TravelDNA seed planted on rocky honeymoon

Jan 09, 2012
Vacationers swim and sunbathe at a private beach near Santa Margherita Ligure, southern Genova, Italy, in 2011. Anishiya Taneja and her husband turned a rocky honeymoon in Italy into inspiration for a free online travel service that matches people with ideal vacation itineraries.

Anishiya Taneja and her husband turned a rocky honeymoon into inspiration for a free online travel service that matches people with ideal vacation itineraries.

TravelDNA has been a viral hit during an invitation-only test period and has already caught the eyes of Google, and Amazon.

"We are trying to be the Amazon.com for travel; building the perfect itinerary for every user in less than a second," Taneja said while showing TravelDNA to reporters gathered for the .

She described the service as a computerized version of "a travel agent who knew you perfectly; had expertise of anywhere in the world; was open 24-seven and was free."

TravelDNA uses algorithms and machine learning to navigate the oceans of data about flights, hotels, restaurants, attractions, and more from a cornucopia of partners such as Expedia, and Lonely Planet, Michelin, and Frommer's guides.

"Because we do this mathematically, we can endlessly match people to places and objects to find the best results," Taneja said.

"No human could put that level of effort into it," she continued. "Essentially, we are saying who are you, what do you like and what do you want?"

TravelDNA will cover 20 destination cities when the service opens to the public in March, and will have every city in the world by the end of the year, according to Taneja, the startup's founder and chief executive.

TravelDNA planned to make money by getting paid for customers referred to websites where people book flights, hotel stays or other travel arrangements.

The service will also get revenue from advertisements at the website and from deals to let travel planners know of bargains being promoted by daily-deal operations.

TravelDNA is working on a "wallet" service that would charge users to keep track of loyalty awards for flights or hotels and then build intineraries based on trips or stays they could get using points accrued.

TravelDNA is looking to partner with tour guides, event promoters, vacation home managers and even home room-letting sites such as AirBnB to add their offerings to itinerary options.

"My husband and I went on a honeymoon to Italy," Taneja said when asked what led to the company's birth.

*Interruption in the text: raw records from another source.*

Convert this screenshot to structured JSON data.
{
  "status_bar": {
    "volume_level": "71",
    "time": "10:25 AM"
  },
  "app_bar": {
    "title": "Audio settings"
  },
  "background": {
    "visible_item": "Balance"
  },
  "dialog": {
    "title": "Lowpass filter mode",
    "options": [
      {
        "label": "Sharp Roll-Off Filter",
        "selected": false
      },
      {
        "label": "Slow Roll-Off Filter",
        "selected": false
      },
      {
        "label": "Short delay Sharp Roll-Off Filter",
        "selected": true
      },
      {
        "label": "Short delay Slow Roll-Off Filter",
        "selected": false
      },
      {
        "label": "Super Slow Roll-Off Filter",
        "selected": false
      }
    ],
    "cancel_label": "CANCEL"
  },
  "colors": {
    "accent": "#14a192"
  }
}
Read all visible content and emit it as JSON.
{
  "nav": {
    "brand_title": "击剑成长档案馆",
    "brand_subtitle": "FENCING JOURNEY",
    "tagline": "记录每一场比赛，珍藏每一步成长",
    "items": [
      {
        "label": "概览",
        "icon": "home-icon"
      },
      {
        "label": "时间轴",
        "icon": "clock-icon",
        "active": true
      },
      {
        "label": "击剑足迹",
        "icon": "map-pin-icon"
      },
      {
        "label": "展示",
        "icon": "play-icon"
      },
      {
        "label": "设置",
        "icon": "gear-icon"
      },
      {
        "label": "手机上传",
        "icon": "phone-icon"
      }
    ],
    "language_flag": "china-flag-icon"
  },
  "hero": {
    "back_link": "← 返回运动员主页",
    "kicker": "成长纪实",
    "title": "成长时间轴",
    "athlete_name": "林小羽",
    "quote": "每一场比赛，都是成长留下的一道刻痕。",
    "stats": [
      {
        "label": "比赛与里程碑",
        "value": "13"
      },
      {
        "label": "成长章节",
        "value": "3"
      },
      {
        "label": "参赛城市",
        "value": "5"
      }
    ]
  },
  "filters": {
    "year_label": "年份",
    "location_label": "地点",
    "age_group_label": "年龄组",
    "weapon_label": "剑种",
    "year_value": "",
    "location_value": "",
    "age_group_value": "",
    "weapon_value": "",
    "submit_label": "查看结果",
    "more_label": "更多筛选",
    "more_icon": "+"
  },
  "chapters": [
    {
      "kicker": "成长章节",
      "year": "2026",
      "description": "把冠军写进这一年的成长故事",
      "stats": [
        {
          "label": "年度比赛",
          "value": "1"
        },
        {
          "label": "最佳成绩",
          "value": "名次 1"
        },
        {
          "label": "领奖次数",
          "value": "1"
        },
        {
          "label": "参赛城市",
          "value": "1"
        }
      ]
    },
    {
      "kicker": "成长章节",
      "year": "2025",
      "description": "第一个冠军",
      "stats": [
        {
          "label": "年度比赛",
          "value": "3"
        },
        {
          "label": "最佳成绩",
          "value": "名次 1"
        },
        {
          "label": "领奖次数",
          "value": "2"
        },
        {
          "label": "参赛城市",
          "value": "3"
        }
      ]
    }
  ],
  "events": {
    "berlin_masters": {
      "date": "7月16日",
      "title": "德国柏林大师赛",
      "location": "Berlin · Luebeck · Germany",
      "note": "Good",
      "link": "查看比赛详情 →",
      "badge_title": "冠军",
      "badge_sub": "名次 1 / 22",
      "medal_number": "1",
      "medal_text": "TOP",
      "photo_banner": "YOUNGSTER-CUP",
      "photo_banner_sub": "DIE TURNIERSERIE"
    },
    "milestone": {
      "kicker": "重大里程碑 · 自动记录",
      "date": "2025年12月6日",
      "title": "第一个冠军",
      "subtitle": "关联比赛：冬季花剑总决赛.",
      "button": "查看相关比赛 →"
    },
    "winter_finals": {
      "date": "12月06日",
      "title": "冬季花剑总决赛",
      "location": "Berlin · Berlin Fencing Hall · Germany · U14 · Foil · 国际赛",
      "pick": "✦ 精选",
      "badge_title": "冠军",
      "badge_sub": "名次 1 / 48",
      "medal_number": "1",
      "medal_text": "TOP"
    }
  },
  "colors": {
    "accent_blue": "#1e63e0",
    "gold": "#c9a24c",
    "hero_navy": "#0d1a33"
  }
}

"I was completely frustrated and we realized that every single traveler has a different DNA and their idea of a vacation is different," she continued.

"Lots of spouses and travel partners are like that; opposites attract. We thought we could solve marital and friend discord if we surface the likes they share and use those to make a great vacation."

TravelDNA consists of seven people working out of an office in downtown San Francisco. Its advisory board includes an executive from the team at California Internet giant .

Explore further: Study shows role of media in sharing life events

add to favorites email to friend print save as pdf

Related Stories

Google launches Flight Search

Sep 13, 2011

Internet giant Google launched a flight search tool on Tuesday in a potential challenge to online travel services.

US travel site TripAdvisor hits market with thud

Dec 21, 2011

Shares of popular travel ratings website TripAdvisor sank about five percent on their first day trading publicly Wednesday, as US investors remained skittish about new tech listings.

Google launches 'Hotel Finder'

Jul 30, 2011

Google, which purchased a leading flight software company earlier this year, has launched a new tool for finding hotels.

Expedia to spin off TripAdvisor

Apr 08, 2011

Online travel giant Expedia announced plans on Thursday to spin off TripAdvisor into a separate publicly traded company later this year.

Hipmunk travel booking lands on iPad

Jun 21, 2011

Hipmunk's slick travel booking service that sorts flights by "agony" and hotels by "ecstasy" landed on Apple's iPad tablet computers on Tuesday.

Ctrip surfs China's homegrown travel wave

Mar 21, 2011

A crescendo of voices builds on a typically bustling day in the Shanghai headquarters of Ctrip.com as staff put together hundreds of tourist trips. It is the sound of China's travel boom.

Recommended for you

Scalping can raise ticket prices

11 hours ago

Scalping gets a bad rap. For years, artists and concert promoters have stigmatized ticket resale as a practice that unfairly hurts their own sales and forces fans to pay exorbitant prices for tickets to sold-out concerts. ...

Study shows role of media in sharing life events

Jul 24, 2014

To share is human. And the means to share personal news—good and bad—have exploded over the last decade, particularly social media and texting. But until now, all research about what is known as "social sharing," or the ...

User comments : 0